Phuket 'Sandbox' to draw 600,000
B15bn touted for first 3 months
The Phuket reopening planned for July 1 is expected to draw more than 600,000 foreign and local tourists to the resort island and generate a cash flow of about 15 billion baht in the next three months, tourist authorities say.
Phuket governor Narong Woonciew said on Saturday the Tourism Authority of Thailand (TAT) predicted about 129,000 foreign tourist arrivals and 500,000 Thais will visit Phuket between July and September.
The Phuket plan will kick-start the government's hopes to reopen the country in 120 days, or in October.
From July 1, Phuket will waive quarantine requirements for foreign tourists who have been fully vaccinated against Covid-19 under the "Phuket Tourism Sandbox" model.
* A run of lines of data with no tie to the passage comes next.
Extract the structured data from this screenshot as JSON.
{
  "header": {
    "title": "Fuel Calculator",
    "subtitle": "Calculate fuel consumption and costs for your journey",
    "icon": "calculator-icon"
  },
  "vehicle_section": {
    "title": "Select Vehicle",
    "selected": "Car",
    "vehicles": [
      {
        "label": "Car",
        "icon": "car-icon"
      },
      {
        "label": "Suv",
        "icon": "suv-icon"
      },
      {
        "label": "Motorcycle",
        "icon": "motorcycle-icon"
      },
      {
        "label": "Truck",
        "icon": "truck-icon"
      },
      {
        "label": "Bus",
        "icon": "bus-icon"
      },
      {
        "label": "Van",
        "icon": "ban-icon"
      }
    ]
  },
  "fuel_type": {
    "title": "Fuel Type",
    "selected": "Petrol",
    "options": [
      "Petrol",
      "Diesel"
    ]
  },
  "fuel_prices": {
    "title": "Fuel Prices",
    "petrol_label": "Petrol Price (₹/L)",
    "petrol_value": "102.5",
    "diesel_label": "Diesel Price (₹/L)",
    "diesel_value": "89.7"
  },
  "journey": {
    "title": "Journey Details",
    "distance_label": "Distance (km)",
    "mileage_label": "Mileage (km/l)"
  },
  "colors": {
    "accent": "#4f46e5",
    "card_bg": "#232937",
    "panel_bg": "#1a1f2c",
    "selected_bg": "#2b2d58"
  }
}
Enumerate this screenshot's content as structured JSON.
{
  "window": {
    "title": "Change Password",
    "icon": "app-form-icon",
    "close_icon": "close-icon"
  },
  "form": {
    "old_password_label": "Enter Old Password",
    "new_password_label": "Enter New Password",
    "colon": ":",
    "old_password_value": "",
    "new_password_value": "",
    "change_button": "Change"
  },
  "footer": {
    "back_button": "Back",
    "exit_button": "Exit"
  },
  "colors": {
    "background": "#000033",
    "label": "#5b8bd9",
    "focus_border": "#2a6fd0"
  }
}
Youth join Covid relief effort: Volunteers pack instant noodles and other dry food to be distributed to elderly people affected by Covid-19. The Thai Red Cross Society is recruiting youth volunteers to help with its activities which will continue until June 26. (Photo: Wichan Charoenkiatpakul)
The model is being touted as a model for the reopening of the tourism industry.
However, as a precaution, tourists will have to remain on the island for 14 days before they are allowed to travel to other destinations in the country.
Mr Narong said that all parties are speeding up preparations to ensure the reopening proceeds smoothly as planned.
"We want to see a smooth reopening," Mr Narong said.
"Our main goal is to be able to revive the local economy and prevent the spread of the pandemic at the same time. We hope we can show people in Phuket and in other parts of the country what benefit they will gain from the reopening."
He stressed that strict disease control measures must remain in place so that the province would not be put in a lockdown again.
Under the Phuket Sandbox model, foreign arrivals must come from countries where the Covid-19 situation is under control or the number of infections is moderate or low.
They should also have had both vaccine doses at least 14 days before travelling to Thailand and the vaccine they received must be authorised by the World Health Organization.
They should also have a Covid-free certificate issued within 72 hours of arriving in the country,
A Covid-19 check will be done on their day of arrival, followed by further tests on days six and 12. They must also stay and travel inside Phuket for two weeks and only then can travel elsewhere in the country, provided all their Covid tests produce negative results.
Nanthasiri Ronsiri, director of the TAT's Phuket office, said five airlines will fly foreign tourists, mostly from Europe, to Phuket on July 1.
They are Qatar Airways, Singapore Airlines, Israel Airlines, Etihad Airways, and Emirates Airlines.
As for the readiness of hotels, restaurants and other businesses, the TAT has arranged hotels which have Safety and Health Administration (SHA) Plus hygiene standards certifications.
As of Thursday, 350,871, about 75% of Phuket's target population of 466,587, had been injected with a first shot of a Covid-19 vaccine, while 193,042 had received their second shot, Chalermpong Sukhonthapol, director of Vachira Phuket Hospital, said.
Efforts are under way to speed up the second shots to create herd immunity in time for the July 1 reopening, Dr Chalermpol said.
Thanakorn Wangboonkongchana, a secretary to the PM's Office Minister and spokesman for the Centre for Economic Situation Administration, wrote on Facebook that he visited Phuket and had a chance to speak to local vendors, hotel employees and airport staff.
"They said they were ready to welcome back tourists on July 1," he posted. "They were excited and pledged full cooperation."
Mr Thanakorn said the Phuket Tourism Sandbox plan is expected to draw more than 129,000 foreign tourists and generate a cash flow of about 15 billion baht between July and September.
If it proves to be a success, the Phuket reopening will serve as a model for other tourist provinces to follow, he posted.
He added all parties were working to prepare for the Phuket reopening.